[PROBLEM TO SOLVE]
Show each line of the data below that has the string "color" in it.

[EXERCISE INPUTS]
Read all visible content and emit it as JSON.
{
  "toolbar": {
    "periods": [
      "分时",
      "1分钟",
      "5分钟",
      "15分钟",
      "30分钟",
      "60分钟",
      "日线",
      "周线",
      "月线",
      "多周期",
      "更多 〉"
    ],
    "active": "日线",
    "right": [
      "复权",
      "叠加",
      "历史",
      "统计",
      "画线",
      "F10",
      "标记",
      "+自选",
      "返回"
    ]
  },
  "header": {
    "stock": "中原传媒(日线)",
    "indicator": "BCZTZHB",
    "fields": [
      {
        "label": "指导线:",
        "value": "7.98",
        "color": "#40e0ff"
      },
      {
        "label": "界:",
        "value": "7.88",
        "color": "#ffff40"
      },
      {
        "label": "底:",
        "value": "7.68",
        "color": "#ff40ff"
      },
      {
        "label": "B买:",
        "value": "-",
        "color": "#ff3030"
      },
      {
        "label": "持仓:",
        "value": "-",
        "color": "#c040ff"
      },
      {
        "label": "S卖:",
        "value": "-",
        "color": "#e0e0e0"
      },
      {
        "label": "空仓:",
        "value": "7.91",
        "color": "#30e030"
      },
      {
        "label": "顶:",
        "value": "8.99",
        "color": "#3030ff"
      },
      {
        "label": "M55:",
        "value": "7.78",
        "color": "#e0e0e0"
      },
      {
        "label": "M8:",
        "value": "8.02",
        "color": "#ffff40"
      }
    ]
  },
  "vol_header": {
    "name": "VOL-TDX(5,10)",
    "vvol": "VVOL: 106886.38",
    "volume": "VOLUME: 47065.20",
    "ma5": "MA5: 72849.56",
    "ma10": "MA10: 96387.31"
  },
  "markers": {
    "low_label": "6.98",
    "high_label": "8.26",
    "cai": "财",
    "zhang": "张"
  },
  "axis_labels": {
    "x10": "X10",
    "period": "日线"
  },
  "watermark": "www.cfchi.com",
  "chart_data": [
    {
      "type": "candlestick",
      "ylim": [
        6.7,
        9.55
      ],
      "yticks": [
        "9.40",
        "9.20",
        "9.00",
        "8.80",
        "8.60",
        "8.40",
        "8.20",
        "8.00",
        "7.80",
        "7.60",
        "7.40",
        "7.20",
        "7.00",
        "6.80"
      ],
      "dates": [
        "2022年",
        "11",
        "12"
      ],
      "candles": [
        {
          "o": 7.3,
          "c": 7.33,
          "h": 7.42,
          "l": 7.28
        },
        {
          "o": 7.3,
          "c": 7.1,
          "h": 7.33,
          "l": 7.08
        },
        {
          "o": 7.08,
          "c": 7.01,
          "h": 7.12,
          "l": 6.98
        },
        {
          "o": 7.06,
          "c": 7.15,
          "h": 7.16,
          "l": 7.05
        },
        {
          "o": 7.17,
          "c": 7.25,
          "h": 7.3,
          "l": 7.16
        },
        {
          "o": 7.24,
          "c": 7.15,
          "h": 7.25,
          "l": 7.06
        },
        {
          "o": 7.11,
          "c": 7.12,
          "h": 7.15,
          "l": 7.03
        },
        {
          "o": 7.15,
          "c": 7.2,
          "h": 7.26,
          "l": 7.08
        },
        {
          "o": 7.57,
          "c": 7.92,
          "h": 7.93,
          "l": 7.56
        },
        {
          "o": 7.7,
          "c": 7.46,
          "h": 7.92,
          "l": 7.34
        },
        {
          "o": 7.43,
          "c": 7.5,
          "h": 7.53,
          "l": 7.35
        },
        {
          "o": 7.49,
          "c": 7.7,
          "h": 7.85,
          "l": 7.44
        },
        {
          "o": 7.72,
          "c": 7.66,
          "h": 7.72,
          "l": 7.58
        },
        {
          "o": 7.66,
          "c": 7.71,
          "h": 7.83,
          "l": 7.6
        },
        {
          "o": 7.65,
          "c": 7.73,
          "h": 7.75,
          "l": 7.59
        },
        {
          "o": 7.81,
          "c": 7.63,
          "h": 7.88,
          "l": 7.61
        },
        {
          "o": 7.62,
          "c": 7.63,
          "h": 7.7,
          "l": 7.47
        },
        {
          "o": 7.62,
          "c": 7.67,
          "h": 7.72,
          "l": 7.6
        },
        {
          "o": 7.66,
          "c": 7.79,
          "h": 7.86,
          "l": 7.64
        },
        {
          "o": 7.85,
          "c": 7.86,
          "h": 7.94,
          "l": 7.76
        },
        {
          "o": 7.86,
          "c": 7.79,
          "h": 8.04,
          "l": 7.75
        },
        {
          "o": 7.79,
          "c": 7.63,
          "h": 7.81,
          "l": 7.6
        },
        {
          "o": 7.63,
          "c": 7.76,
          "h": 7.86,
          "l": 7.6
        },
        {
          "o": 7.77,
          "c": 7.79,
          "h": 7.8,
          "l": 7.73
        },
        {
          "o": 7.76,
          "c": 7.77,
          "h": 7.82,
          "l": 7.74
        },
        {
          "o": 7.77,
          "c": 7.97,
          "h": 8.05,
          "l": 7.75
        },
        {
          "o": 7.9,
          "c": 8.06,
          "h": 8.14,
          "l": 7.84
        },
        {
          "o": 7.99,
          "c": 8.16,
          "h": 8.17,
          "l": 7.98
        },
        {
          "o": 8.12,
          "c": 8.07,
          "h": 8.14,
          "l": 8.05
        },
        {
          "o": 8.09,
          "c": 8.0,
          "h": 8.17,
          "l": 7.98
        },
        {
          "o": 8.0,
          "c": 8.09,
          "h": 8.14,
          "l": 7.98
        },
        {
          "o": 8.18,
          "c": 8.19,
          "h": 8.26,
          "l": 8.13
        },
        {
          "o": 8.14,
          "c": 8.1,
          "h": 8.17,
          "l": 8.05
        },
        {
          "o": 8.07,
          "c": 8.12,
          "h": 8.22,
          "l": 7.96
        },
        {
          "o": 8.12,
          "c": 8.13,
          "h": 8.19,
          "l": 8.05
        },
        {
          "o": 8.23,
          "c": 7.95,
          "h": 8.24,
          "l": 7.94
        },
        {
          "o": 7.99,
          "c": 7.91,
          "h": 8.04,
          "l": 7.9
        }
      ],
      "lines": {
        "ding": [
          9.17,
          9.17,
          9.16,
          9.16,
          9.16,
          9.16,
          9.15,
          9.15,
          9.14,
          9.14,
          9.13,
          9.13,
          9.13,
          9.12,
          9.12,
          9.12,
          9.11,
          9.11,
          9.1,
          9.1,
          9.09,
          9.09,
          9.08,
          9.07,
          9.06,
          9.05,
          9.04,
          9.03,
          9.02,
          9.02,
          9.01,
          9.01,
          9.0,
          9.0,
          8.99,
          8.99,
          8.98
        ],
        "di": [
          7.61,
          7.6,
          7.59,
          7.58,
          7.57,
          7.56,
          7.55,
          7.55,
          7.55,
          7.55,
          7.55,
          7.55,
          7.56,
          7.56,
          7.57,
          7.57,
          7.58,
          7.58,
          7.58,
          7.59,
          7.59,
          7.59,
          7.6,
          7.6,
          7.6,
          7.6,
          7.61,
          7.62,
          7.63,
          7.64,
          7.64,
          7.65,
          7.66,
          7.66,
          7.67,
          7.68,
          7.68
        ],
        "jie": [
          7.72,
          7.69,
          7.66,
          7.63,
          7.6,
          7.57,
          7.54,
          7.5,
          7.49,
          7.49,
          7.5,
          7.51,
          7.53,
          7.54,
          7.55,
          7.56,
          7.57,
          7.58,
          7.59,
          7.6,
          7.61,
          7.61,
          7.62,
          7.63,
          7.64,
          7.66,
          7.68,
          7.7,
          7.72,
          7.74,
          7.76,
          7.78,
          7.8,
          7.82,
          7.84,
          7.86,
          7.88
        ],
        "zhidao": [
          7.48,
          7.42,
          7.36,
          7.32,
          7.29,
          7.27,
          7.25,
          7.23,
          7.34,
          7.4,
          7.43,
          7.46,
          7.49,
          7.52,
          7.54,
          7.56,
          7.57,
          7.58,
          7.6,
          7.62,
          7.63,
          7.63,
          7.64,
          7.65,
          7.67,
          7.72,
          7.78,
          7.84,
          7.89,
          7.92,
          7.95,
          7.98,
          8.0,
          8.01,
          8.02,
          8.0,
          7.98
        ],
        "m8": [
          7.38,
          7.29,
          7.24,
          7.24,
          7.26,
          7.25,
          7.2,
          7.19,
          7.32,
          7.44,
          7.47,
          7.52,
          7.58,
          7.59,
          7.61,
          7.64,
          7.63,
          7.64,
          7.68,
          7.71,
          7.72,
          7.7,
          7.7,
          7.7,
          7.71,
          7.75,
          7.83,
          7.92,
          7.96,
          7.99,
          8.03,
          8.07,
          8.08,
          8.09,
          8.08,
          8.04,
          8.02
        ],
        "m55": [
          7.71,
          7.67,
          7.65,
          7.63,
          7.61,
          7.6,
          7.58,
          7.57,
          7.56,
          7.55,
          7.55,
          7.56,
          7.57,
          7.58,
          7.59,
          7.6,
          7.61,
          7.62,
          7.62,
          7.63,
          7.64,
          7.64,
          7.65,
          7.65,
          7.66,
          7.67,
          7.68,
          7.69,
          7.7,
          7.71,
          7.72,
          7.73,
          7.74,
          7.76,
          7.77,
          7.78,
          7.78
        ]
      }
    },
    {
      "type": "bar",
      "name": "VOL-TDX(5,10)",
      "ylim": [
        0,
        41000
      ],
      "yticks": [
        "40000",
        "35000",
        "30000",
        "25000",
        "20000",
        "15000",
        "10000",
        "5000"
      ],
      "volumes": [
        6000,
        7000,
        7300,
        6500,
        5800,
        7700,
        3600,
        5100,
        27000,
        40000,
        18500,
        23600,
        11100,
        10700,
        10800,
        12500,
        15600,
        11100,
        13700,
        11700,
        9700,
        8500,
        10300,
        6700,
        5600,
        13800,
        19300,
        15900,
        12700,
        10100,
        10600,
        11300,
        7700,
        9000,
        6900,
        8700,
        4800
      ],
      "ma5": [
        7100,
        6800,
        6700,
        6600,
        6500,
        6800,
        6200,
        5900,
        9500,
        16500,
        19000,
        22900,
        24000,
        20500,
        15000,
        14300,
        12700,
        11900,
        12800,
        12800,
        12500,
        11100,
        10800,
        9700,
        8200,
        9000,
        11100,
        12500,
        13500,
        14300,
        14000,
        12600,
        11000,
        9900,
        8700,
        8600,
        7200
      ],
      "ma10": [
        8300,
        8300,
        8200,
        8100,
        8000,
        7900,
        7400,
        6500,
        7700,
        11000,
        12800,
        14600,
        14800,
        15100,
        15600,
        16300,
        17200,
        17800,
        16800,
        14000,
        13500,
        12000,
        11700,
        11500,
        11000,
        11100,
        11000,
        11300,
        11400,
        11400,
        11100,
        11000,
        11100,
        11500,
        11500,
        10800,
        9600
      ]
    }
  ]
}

[RESULT FOR THIS TASK]
        "color": "#40e0ff"
        "color": "#ffff40"
        "color": "#ff40ff"
        "color": "#ff3030"
        "color": "#c040ff"
        "color": "#e0e0e0"
        "color": "#30e030"
        "color": "#3030ff"
        "color": "#e0e0e0"
        "color": "#ffff40"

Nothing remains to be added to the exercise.